Task details: Going through the data below, tally every line where the string "title" occurs, then give only the tally.

(Extracted records)
>>>>>
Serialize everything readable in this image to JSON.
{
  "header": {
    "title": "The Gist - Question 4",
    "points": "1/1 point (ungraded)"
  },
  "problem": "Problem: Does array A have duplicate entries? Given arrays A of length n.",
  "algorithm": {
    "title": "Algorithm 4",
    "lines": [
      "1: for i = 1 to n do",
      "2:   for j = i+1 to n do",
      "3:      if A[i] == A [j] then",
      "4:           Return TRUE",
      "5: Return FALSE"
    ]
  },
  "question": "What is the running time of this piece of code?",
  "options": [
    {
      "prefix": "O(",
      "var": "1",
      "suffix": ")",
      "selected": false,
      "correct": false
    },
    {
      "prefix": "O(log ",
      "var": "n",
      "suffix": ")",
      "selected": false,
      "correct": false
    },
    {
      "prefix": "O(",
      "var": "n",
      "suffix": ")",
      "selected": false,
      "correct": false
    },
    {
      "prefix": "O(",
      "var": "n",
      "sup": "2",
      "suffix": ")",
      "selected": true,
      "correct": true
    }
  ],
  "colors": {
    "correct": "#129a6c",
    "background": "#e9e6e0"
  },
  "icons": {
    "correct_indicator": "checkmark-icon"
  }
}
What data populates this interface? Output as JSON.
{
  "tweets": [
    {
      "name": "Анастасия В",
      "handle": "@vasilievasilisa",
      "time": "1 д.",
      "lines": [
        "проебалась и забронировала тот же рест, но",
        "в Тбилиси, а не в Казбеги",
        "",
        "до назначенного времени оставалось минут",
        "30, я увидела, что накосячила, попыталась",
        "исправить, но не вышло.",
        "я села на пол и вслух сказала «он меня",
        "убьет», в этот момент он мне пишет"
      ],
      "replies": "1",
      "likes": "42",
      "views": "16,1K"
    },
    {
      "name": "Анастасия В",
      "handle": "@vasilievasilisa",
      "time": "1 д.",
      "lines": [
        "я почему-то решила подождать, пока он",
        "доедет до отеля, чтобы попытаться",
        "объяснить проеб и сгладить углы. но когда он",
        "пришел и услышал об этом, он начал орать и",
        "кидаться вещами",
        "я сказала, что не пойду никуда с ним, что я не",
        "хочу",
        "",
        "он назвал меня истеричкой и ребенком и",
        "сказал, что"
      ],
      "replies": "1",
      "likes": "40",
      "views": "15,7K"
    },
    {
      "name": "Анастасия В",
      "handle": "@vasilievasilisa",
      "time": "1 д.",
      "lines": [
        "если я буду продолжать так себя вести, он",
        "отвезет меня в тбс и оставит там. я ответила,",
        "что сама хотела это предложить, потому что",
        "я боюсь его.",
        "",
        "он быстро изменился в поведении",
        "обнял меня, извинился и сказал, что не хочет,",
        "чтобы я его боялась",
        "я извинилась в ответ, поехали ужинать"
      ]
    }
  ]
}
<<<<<
Finished exercise: 2